TASK DIRECTIONS
Which lines of the entries contain the word "nihil"? Please list them.

▬▬▬▬▬▬

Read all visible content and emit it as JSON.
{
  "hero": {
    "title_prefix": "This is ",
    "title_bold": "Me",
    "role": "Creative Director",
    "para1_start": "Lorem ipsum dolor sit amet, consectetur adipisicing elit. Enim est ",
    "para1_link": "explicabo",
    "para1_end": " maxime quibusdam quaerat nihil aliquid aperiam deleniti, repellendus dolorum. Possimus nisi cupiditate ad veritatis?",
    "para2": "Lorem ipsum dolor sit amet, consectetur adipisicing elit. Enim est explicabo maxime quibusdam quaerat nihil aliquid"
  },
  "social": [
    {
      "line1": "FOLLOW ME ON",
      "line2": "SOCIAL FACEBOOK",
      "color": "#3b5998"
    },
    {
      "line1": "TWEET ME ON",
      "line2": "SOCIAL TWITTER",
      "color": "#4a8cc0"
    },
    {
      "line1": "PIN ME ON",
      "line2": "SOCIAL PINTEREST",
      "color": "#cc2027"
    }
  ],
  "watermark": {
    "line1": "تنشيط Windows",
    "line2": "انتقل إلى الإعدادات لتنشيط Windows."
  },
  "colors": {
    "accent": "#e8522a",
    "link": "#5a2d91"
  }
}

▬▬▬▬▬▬

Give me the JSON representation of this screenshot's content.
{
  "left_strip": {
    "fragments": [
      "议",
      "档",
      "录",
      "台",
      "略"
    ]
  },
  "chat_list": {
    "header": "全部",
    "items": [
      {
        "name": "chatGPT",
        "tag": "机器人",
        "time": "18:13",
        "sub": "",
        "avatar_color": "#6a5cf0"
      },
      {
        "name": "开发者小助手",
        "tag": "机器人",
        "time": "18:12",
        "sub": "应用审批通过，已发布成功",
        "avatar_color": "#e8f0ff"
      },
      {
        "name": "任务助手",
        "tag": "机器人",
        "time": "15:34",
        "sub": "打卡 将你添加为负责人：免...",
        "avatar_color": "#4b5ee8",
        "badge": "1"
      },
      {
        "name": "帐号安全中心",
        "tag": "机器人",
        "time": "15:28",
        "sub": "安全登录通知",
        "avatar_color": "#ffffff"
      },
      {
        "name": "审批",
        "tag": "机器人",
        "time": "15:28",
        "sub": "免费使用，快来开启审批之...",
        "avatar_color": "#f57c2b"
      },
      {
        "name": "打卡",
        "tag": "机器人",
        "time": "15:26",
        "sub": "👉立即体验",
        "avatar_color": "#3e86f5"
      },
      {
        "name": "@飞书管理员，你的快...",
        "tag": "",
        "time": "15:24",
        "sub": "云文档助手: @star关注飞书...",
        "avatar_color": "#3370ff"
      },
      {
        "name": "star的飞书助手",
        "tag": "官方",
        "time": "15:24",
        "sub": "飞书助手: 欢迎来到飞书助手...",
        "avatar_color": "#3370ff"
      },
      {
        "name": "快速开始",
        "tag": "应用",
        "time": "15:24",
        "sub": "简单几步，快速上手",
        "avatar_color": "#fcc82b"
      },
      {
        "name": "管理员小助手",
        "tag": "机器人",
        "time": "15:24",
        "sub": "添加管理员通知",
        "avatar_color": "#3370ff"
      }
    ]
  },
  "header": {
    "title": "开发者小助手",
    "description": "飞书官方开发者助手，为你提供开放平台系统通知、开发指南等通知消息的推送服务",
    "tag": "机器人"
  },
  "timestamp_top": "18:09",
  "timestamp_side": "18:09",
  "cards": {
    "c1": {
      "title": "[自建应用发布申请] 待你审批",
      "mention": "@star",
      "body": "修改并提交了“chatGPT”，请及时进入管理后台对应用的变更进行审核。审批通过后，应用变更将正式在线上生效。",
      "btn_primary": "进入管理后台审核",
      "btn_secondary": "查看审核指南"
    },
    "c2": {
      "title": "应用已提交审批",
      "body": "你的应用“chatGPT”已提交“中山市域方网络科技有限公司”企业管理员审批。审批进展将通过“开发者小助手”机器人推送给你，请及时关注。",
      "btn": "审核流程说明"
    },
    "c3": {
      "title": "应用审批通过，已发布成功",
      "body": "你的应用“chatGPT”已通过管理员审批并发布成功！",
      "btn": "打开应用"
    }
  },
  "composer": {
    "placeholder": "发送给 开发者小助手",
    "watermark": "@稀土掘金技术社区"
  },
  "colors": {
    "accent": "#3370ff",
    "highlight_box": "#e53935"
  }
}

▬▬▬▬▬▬

SOLUTION TO THIS TASK
    "para1_end": " maxime quibusdam quaerat nihil aliquid aperiam deleniti, repellendus dolorum. Possimus nisi cupiditate ad veritatis?",
    "para2": "Lorem ipsum dolor sit amet, consectetur adipisicing elit. Enim est explicabo maxime quibusdam quaerat nihil aliquid"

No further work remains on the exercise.